New Competition[edit]

The price to beat seemed to accomplish its goal of attracting competitors to the market during the period through January 1, 2007. It allowed competitors to enter the market without allowing the incumbents to undercut them in price. It has also given energy consumers the ability to compare energy rates offered by different providers [3]. The less-regulated providers undercut the price to beat by only a small margin given that they must balance lower prices (to attract customers and build market share) with higher prices (needed to reinvest in new power plants). Due to the small difference in competing prices and slow (yearly or so) "buying" process, price decrease due to competition was very slow, and it took a few years to offset the original increase by "traditional" electric providers and move to lower rates.

However, just in a few years, large providers lost a big fraction of the market, and, probably due to this, the largest one (TXU) was even sold in 2007 (this was considered the largest buyout in the USA history) and "reconstructed".

Environmental Impact[edit]

In environmental impact, results are mixed. With the ability to invest profits to satisfy further energy demand, producers like TXU are proposing eleven new coal-fired powerplants. Coal powerplants are cheaper than natural gas-fired powerplants, but produce more pollution. When the private equity firms Kohlberg Kravis Roberts and the Texas Pacific Group announced the take-over of TXU, the company which was known for charging the highest rates in the state and were losing customers, they called off plans for eight of the coal plants. TXU had invested more heavily in the other three. A few weeks later the buyers announced plans for two cleaner IGCC coal plants.

There are positive environmental impacts from retail price deregulation as well. The profitable and growing Texas electricity market has drawn considerable investment by wind-turbine companies. In July 2006, Texas surpassed California in wind energy production.

Another positive environmental impact is the effect of higher energy prices on consumer choices, similar to the US market trend toward more fuel-efficient cars. As electric bills have risen, residents are reducing their electrical usage by using more moderate thermostat settings, installing insulation, installing solar screens, and other such activities. Texas utilities (such as Austin Energy) are also installing advanced electricity meters that may one day enable variable pricing based on the time of day. This would permit energy customers to save money by further tailoring their consumption based on whether it occurred during the peak demand period (high cost/high pollution) or the off-peak (night time).

Effect on Renewable Energy[edit]

Due to the increased usage of natural gas immediately after deregulation, new-era energy tools such as wind power and smart-grid technology were greatly aided. Texas' first "renewable portfolio standard" — or requirement that the state's utilities get a certain amount of their power from renewable energy like wind — was signed into law in 1999, as part of the same legislation that deregulated the electric market.

See also[edit]

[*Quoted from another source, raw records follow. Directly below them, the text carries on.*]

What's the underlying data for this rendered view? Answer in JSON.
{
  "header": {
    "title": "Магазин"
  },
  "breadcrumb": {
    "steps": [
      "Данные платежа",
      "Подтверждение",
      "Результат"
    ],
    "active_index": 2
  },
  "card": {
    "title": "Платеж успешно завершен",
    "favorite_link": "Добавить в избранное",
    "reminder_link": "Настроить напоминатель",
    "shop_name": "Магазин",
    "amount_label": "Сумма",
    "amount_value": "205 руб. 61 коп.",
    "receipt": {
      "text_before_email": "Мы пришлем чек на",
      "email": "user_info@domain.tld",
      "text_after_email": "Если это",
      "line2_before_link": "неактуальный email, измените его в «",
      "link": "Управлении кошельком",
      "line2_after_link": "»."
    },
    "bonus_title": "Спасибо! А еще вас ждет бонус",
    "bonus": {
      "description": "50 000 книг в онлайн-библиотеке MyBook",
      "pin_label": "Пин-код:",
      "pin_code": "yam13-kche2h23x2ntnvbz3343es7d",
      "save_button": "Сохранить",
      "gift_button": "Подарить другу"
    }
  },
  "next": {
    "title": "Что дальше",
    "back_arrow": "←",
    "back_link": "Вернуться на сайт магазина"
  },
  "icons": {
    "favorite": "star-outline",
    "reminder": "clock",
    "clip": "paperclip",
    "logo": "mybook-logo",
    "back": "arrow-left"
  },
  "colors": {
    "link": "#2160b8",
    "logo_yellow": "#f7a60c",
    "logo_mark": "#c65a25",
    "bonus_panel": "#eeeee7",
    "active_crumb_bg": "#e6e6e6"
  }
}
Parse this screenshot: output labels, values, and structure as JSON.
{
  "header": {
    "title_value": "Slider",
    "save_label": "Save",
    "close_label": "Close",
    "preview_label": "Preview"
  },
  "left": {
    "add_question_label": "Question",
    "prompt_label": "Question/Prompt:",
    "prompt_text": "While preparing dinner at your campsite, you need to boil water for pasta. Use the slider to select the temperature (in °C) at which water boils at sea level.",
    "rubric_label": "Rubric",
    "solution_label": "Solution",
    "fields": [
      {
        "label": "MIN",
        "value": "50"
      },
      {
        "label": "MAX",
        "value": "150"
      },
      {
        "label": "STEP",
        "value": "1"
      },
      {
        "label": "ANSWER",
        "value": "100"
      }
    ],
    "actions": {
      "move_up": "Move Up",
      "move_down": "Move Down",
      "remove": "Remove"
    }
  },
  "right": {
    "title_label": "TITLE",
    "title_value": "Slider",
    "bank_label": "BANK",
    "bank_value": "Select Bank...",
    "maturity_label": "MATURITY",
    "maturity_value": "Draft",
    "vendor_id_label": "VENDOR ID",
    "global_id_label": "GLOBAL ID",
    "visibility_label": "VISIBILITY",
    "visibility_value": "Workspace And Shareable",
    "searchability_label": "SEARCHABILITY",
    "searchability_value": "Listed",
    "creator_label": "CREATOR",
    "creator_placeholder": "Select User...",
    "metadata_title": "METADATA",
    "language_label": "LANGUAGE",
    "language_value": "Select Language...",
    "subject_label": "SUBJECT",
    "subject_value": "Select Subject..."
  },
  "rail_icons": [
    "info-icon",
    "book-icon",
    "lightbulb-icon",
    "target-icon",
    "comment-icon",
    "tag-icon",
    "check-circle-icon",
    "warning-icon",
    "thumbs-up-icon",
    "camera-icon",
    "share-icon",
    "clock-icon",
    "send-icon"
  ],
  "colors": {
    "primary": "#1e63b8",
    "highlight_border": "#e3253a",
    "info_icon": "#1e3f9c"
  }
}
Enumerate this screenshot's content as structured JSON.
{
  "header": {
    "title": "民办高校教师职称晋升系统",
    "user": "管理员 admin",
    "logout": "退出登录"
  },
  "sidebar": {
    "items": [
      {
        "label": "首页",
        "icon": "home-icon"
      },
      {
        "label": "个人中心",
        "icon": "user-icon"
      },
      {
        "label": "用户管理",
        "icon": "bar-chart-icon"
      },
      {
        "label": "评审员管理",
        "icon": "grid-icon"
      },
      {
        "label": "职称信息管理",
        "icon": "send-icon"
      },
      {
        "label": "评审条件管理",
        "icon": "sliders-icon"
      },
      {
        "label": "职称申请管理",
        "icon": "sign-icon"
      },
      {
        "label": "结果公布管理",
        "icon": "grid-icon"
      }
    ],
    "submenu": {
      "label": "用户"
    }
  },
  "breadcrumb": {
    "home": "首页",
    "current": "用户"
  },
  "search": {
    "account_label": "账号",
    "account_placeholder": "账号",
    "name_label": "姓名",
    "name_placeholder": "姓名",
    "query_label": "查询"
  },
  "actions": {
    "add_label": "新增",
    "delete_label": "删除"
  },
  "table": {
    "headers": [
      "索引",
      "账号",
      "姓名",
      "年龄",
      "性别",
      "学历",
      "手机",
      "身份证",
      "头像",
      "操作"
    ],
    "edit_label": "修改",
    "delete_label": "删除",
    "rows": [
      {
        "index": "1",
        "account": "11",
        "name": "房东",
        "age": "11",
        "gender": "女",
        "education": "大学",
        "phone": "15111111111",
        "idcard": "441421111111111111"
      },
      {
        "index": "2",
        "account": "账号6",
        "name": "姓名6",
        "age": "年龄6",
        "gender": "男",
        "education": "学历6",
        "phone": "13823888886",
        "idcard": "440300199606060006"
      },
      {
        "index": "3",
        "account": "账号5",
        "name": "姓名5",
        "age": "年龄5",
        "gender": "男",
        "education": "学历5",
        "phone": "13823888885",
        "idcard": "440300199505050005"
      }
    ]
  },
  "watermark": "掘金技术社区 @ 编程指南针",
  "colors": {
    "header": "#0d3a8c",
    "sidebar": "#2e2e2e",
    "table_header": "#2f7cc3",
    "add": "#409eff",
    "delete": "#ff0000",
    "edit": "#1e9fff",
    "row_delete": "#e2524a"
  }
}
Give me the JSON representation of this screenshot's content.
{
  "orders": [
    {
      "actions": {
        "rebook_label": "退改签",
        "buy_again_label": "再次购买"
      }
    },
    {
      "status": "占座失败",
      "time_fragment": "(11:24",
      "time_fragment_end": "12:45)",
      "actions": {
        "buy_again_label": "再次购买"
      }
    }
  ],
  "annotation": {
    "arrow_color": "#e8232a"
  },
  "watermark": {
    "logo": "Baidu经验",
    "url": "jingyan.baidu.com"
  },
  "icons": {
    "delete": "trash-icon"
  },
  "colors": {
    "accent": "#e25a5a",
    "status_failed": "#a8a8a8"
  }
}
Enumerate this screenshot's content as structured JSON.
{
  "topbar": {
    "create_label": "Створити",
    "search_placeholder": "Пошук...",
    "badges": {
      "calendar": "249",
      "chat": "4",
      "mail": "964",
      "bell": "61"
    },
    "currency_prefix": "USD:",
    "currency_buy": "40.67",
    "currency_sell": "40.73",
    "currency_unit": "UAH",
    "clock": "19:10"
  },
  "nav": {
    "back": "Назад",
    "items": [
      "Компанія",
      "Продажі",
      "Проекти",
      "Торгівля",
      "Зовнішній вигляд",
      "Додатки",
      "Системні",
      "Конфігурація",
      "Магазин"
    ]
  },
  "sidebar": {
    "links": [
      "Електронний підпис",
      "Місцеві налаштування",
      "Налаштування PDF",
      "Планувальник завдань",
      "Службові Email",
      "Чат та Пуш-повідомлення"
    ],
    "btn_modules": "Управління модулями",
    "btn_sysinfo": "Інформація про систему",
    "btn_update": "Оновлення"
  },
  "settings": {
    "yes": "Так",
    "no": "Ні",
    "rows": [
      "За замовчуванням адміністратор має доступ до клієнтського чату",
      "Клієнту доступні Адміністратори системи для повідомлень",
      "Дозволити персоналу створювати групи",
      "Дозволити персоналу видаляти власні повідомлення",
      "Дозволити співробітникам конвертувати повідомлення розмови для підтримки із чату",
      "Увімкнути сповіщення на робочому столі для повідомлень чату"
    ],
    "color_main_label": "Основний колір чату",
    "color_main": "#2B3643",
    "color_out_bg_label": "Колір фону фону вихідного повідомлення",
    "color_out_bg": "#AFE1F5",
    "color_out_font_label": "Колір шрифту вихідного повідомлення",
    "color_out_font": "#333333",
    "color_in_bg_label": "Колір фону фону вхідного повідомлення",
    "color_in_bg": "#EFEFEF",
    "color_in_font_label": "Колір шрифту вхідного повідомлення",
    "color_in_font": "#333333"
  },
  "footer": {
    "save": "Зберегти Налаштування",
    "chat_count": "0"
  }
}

References[edit]

  1. ^ "Explore Energy Rates in Texas". SaveOnEnergy.com. Retrieved 15 October 2013. 
  2. ^ Dyer, R. A. (2014), Deregulated Electricity in Texas, Texas Coalition for Affordable Power 
  3. ^ Steffy, Loren (March 2014), The Generation Gap, Texas Monthly 
  4. ^ "2013 State Energy Facts - Texas". SaveOnEnergy.com. Retrieved 15 October 2013. 
  5. ^ "Texas Electricity Rates". Electricity Local. Retrieved 2014-03-31. 

External links[edit]